* [Exercise brief] Gather every line in the records below that contains the word "true".
##########
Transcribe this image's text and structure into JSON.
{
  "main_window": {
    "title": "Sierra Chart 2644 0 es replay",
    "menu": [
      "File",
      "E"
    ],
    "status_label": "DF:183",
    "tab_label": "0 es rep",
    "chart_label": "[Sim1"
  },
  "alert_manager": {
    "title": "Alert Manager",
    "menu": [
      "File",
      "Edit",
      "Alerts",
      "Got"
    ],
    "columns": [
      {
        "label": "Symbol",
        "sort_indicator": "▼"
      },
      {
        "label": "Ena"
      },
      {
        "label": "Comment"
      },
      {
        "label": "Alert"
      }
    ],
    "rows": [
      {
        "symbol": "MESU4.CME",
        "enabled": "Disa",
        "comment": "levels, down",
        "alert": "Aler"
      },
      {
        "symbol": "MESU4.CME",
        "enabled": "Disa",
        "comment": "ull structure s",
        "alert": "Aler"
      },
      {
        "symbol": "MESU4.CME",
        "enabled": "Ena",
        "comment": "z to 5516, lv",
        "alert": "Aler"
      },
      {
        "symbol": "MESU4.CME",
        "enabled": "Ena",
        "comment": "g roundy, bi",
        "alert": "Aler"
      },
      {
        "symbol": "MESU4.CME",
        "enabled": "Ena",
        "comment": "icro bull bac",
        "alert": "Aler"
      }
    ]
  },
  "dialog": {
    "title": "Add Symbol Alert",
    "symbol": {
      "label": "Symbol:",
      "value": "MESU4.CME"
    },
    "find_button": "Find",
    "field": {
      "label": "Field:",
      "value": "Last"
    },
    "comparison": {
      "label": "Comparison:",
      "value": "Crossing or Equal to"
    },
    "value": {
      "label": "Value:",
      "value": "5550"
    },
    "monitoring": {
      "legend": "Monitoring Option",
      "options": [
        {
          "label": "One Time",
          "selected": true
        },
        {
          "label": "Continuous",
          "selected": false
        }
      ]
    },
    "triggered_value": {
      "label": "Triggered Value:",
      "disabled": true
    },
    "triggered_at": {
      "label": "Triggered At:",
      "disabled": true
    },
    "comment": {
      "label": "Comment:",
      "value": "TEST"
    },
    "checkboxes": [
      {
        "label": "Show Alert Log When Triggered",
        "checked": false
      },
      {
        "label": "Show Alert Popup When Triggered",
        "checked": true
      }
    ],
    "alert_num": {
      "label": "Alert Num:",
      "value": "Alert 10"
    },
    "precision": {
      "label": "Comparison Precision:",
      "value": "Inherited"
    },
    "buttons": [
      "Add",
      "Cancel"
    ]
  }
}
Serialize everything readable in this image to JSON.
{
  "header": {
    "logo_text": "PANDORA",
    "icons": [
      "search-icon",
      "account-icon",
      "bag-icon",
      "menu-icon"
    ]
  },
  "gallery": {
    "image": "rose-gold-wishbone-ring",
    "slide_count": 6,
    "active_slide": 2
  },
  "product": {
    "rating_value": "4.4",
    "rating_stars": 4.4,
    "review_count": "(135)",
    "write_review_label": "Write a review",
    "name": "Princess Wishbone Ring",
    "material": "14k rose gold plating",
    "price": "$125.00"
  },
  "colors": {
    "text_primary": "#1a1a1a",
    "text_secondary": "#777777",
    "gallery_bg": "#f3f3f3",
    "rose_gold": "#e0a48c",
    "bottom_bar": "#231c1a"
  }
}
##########
* [Exercise response]
          "selected": true
      "disabled": true
      "disabled": true
        "checked": true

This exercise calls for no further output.